- **What to produce**: The entries below are to be given back exactly, with images excluded.

- **Materials provided**:
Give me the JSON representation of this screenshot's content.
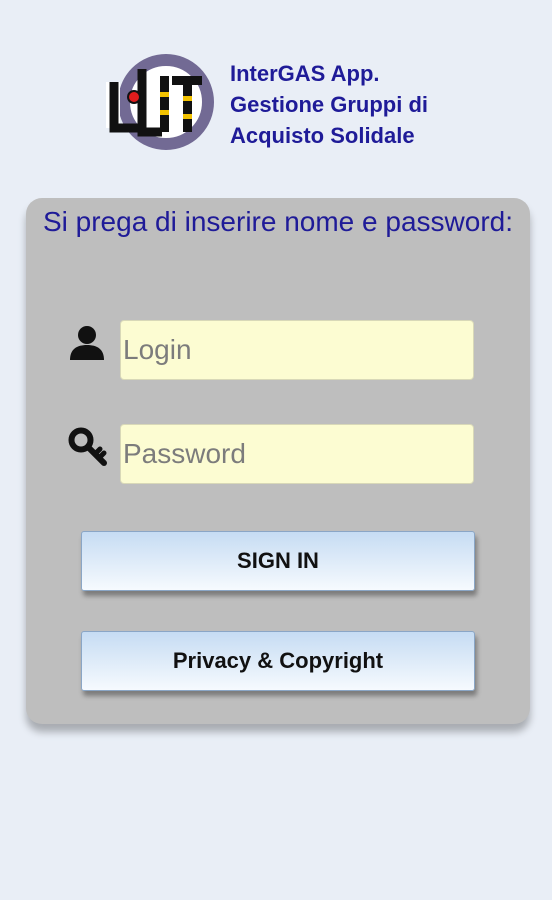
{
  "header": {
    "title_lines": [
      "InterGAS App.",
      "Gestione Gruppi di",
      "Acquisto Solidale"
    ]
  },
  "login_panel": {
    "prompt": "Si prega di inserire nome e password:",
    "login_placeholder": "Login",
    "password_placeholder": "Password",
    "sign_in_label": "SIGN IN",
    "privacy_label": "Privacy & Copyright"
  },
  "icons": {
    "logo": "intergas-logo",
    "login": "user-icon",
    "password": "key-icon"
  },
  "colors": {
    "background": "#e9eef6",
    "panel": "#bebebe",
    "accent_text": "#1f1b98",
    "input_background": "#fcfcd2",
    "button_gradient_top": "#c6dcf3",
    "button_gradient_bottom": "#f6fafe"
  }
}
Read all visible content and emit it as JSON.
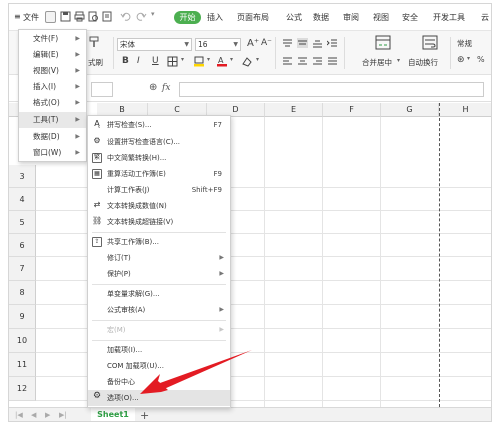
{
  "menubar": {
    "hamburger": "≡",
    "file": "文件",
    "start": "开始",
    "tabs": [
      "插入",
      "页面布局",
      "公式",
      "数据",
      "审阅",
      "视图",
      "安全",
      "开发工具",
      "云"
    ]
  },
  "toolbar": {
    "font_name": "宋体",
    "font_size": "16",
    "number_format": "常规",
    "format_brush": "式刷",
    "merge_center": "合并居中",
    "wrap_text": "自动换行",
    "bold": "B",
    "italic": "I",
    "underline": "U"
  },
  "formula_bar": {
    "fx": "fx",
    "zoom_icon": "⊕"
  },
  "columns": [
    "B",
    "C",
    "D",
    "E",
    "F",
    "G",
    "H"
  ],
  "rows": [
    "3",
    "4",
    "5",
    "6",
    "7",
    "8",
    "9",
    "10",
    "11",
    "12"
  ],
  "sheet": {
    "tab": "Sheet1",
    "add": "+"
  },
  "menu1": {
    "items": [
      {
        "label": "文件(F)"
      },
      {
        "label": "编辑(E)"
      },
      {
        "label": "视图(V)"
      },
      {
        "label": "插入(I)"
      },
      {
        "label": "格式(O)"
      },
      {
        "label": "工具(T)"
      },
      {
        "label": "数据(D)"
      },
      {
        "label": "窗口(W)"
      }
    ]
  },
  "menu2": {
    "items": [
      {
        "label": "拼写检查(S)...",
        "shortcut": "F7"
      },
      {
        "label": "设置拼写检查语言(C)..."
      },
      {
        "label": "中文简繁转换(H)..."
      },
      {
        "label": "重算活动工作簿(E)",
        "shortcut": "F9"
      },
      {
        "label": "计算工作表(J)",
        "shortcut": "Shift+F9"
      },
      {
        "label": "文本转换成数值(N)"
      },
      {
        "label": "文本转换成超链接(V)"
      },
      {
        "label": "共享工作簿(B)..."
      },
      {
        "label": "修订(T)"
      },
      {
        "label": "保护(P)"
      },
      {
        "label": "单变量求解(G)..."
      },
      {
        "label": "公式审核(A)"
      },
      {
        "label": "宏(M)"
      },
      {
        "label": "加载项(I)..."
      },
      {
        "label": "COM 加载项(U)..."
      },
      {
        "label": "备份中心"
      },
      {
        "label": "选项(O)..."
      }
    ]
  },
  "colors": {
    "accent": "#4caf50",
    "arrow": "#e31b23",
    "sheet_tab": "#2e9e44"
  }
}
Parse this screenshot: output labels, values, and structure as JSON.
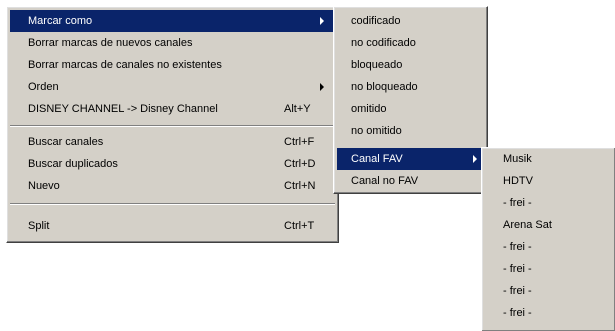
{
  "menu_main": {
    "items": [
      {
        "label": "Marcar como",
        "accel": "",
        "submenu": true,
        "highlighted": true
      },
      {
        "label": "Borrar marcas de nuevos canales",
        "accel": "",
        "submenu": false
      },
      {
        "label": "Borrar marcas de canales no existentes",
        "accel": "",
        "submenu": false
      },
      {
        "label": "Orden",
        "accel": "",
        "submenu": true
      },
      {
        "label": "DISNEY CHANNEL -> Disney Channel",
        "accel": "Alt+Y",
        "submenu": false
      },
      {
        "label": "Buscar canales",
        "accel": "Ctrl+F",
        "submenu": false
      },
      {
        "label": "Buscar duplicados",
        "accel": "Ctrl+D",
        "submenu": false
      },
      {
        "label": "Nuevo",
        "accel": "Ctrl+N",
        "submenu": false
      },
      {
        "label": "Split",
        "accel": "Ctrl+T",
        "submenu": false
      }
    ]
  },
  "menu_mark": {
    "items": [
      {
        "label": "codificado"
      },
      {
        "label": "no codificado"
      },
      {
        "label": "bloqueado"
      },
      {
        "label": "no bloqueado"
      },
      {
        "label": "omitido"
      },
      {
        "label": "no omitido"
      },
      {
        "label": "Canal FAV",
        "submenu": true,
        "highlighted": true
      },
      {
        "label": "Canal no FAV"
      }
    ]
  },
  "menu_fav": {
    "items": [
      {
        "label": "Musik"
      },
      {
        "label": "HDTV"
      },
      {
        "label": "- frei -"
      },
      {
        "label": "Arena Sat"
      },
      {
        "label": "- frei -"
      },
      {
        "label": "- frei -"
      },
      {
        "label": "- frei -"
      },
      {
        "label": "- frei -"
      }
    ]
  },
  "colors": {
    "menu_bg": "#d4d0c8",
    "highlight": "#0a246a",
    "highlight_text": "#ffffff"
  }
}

- **Written reply**:
Give me the JSON representation of this screenshot's content.
{
  "header": {
    "title_lines": [
      "InterGAS App.",
      "Gestione Gruppi di",
      "Acquisto Solidale"
    ]
  },
  "login_panel": {
    "prompt": "Si prega di inserire nome e password:",
    "login_placeholder": "Login",
    "password_placeholder": "Password",
    "sign_in_label": "SIGN IN",
    "privacy_label": "Privacy & Copyright"
  },
  "icons": {
    "logo": "intergas-logo",
    "login": "user-icon",
    "password": "key-icon"
  },
  "colors": {
    "background": "#e9eef6",
    "panel": "#bebebe",
    "accent_text": "#1f1b98",
    "input_background": "#fcfcd2",
    "button_gradient_top": "#c6dcf3",
    "button_gradient_bottom": "#f6fafe"
  }
}
Read all visible content and emit it as JSON.
{
  "menubar": {
    "hamburger": "≡",
    "file": "文件",
    "start": "开始",
    "tabs": [
      "插入",
      "页面布局",
      "公式",
      "数据",
      "审阅",
      "视图",
      "安全",
      "开发工具",
      "云"
    ]
  },
  "toolbar": {
    "font_name": "宋体",
    "font_size": "16",
    "number_format": "常规",
    "format_brush": "式刷",
    "merge_center": "合并居中",
    "wrap_text": "自动换行",
    "bold": "B",
    "italic": "I",
    "underline": "U"
  },
  "formula_bar": {
    "fx": "fx",
    "zoom_icon": "⊕"
  },
  "columns": [
    "B",
    "C",
    "D",
    "E",
    "F",
    "G",
    "H"
  ],
  "rows": [
    "3",
    "4",
    "5",
    "6",
    "7",
    "8",
    "9",
    "10",
    "11",
    "12"
  ],
  "sheet": {
    "tab": "Sheet1",
    "add": "+"
  },
  "menu1": {
    "items": [
      {
        "label": "文件(F)"
      },
      {
        "label": "编辑(E)"
      },
      {
        "label": "视图(V)"
      },
      {
        "label": "插入(I)"
      },
      {
        "label": "格式(O)"
      },
      {
        "label": "工具(T)"
      },
      {
        "label": "数据(D)"
      },
      {
        "label": "窗口(W)"
      }
    ]
  },
  "menu2": {
    "items": [
      {
        "label": "拼写检查(S)...",
        "shortcut": "F7"
      },
      {
        "label": "设置拼写检查语言(C)..."
      },
      {
        "label": "中文简繁转换(H)..."
      },
      {
        "label": "重算活动工作簿(E)",
        "shortcut": "F9"
      },
      {
        "label": "计算工作表(J)",
        "shortcut": "Shift+F9"
      },
      {
        "label": "文本转换成数值(N)"
      },
      {
        "label": "文本转换成超链接(V)"
      },
      {
        "label": "共享工作簿(B)..."
      },
      {
        "label": "修订(T)"
      },
      {
        "label": "保护(P)"
      },
      {
        "label": "单变量求解(G)..."
      },
      {
        "label": "公式审核(A)"
      },
      {
        "label": "宏(M)"
      },
      {
        "label": "加载项(I)..."
      },
      {
        "label": "COM 加载项(U)..."
      },
      {
        "label": "备份中心"
      },
      {
        "label": "选项(O)..."
      }
    ]
  },
  "colors": {
    "accent": "#4caf50",
    "arrow": "#e31b23",
    "sheet_tab": "#2e9e44"
  }
}
Parse this screenshot: output labels, values, and structure as JSON.
{
  "menu_main": {
    "items": [
      {
        "label": "Marcar como",
        "accel": "",
        "submenu": true,
        "highlighted": true
      },
      {
        "label": "Borrar marcas de nuevos canales",
        "accel": "",
        "submenu": false
      },
      {
        "label": "Borrar marcas de canales no existentes",
        "accel": "",
        "submenu": false
      },
      {
        "label": "Orden",
        "accel": "",
        "submenu": true
      },
      {
        "label": "DISNEY CHANNEL -> Disney Channel",
        "accel": "Alt+Y",
        "submenu": false
      },
      {
        "label": "Buscar canales",
        "accel": "Ctrl+F",
        "submenu": false
      },
      {
        "label": "Buscar duplicados",
        "accel": "Ctrl+D",
        "submenu": false
      },
      {
        "label": "Nuevo",
        "accel": "Ctrl+N",
        "submenu": false
      },
      {
        "label": "Split",
        "accel": "Ctrl+T",
        "submenu": false
      }
    ]
  },
  "menu_mark": {
    "items": [
      {
        "label": "codificado"
      },
      {
        "label": "no codificado"
      },
      {
        "label": "bloqueado"
      },
      {
        "label": "no bloqueado"
      },
      {
        "label": "omitido"
      },
      {
        "label": "no omitido"
      },
      {
        "label": "Canal FAV",
        "submenu": true,
        "highlighted": true
      },
      {
        "label": "Canal no FAV"
      }
    ]
  },
  "menu_fav": {
    "items": [
      {
        "label": "Musik"
      },
      {
        "label": "HDTV"
      },
      {
        "label": "- frei -"
      },
      {
        "label": "Arena Sat"
      },
      {
        "label": "- frei -"
      },
      {
        "label": "- frei -"
      },
      {
        "label": "- frei -"
      },
      {
        "label": "- frei -"
      }
    ]
  },
  "colors": {
    "menu_bg": "#d4d0c8",
    "highlight": "#0a246a",
    "highlight_text": "#ffffff"
  }
}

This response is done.